Problem statement
Reproduce all of the data word for word.

─── Data shown

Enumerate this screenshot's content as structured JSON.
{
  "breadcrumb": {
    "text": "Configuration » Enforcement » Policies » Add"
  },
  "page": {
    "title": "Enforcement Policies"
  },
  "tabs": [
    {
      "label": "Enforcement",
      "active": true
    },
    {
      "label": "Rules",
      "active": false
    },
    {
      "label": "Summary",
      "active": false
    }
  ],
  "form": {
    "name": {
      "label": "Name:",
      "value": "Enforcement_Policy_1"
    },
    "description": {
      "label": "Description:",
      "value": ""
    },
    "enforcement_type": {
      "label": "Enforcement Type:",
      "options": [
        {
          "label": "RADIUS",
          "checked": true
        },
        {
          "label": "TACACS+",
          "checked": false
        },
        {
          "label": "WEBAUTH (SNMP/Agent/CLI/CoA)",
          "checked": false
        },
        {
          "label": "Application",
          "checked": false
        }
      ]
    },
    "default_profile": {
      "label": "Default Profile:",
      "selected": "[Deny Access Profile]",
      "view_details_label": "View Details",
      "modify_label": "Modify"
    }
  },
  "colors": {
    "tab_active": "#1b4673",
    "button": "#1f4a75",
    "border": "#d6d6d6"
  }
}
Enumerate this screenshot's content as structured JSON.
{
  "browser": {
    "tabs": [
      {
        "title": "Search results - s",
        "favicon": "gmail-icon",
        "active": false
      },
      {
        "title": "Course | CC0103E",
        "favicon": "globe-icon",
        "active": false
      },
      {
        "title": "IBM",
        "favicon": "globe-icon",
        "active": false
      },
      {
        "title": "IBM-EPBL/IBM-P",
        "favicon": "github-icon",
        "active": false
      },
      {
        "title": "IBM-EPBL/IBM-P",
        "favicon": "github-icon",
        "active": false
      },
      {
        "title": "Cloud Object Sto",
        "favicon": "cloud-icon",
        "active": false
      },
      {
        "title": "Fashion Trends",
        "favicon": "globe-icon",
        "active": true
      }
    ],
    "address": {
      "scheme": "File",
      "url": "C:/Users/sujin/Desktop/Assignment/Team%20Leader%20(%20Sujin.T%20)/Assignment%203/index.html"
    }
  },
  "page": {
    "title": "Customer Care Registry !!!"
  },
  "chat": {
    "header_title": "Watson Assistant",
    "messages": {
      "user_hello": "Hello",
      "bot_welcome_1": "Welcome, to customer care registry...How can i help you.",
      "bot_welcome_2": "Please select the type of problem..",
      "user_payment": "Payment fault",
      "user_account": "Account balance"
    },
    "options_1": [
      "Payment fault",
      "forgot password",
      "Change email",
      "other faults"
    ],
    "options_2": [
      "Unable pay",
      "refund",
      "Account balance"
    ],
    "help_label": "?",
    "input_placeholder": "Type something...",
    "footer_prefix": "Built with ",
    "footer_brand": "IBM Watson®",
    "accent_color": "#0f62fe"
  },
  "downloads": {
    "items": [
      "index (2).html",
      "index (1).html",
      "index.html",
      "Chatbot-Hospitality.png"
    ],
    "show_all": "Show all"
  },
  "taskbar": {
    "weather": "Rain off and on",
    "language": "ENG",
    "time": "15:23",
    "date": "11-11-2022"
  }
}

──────

Result of this exercise
Enumerate this screenshot's content as structured JSON.
{
  "breadcrumb": {
    "text": "Configuration » Enforcement » Policies » Add"
  },
  "page": {
    "title": "Enforcement Policies"
  },
  "tabs": [
    {
      "label": "Enforcement",
      "active": true
    },
    {
      "label": "Rules",
      "active": false
    },
    {
      "label": "Summary",
      "active": false
    }
  ],
  "form": {
    "name": {
      "label": "Name:",
      "value": "Enforcement_Policy_1"
    },
    "description": {
      "label": "Description:",
      "value": ""
    },
    "enforcement_type": {
      "label": "Enforcement Type:",
      "options": [
        {
          "label": "RADIUS",
          "checked": true
        },
        {
          "label": "TACACS+",
          "checked": false
        },
        {
          "label": "WEBAUTH (SNMP/Agent/CLI/CoA)",
          "checked": false
        },
        {
          "label": "Application",
          "checked": false
        }
      ]
    },
    "default_profile": {
      "label": "Default Profile:",
      "selected": "[Deny Access Profile]",
      "view_details_label": "View Details",
      "modify_label": "Modify"
    }
  },
  "colors": {
    "tab_active": "#1b4673",
    "button": "#1f4a75",
    "border": "#d6d6d6"
  }
}
Enumerate this screenshot's content as structured JSON.
{
  "browser": {
    "tabs": [
      {
        "title": "Search results - s",
        "favicon": "gmail-icon",
        "active": false
      },
      {
        "title": "Course | CC0103E",
        "favicon": "globe-icon",
        "active": false
      },
      {
        "title": "IBM",
        "favicon": "globe-icon",
        "active": false
      },
      {
        "title": "IBM-EPBL/IBM-P",
        "favicon": "github-icon",
        "active": false
      },
      {
        "title": "IBM-EPBL/IBM-P",
        "favicon": "github-icon",
        "active": false
      },
      {
        "title": "Cloud Object Sto",
        "favicon": "cloud-icon",
        "active": false
      },
      {
        "title": "Fashion Trends",
        "favicon": "globe-icon",
        "active": true
      }
    ],
    "address": {
      "scheme": "File",
      "url": "C:/Users/sujin/Desktop/Assignment/Team%20Leader%20(%20Sujin.T%20)/Assignment%203/index.html"
    }
  },
  "page": {
    "title": "Customer Care Registry !!!"
  },
  "chat": {
    "header_title": "Watson Assistant",
    "messages": {
      "user_hello": "Hello",
      "bot_welcome_1": "Welcome, to customer care registry...How can i help you.",
      "bot_welcome_2": "Please select the type of problem..",
      "user_payment": "Payment fault",
      "user_account": "Account balance"
    },
    "options_1": [
      "Payment fault",
      "forgot password",
      "Change email",
      "other faults"
    ],
    "options_2": [
      "Unable pay",
      "refund",
      "Account balance"
    ],
    "help_label": "?",
    "input_placeholder": "Type something...",
    "footer_prefix": "Built with ",
    "footer_brand": "IBM Watson®",
    "accent_color": "#0f62fe"
  },
  "downloads": {
    "items": [
      "index (2).html",
      "index (1).html",
      "index.html",
      "Chatbot-Hospitality.png"
    ],
    "show_all": "Show all"
  },
  "taskbar": {
    "weather": "Rain off and on",
    "language": "ENG",
    "time": "15:23",
    "date": "11-11-2022"
  }
}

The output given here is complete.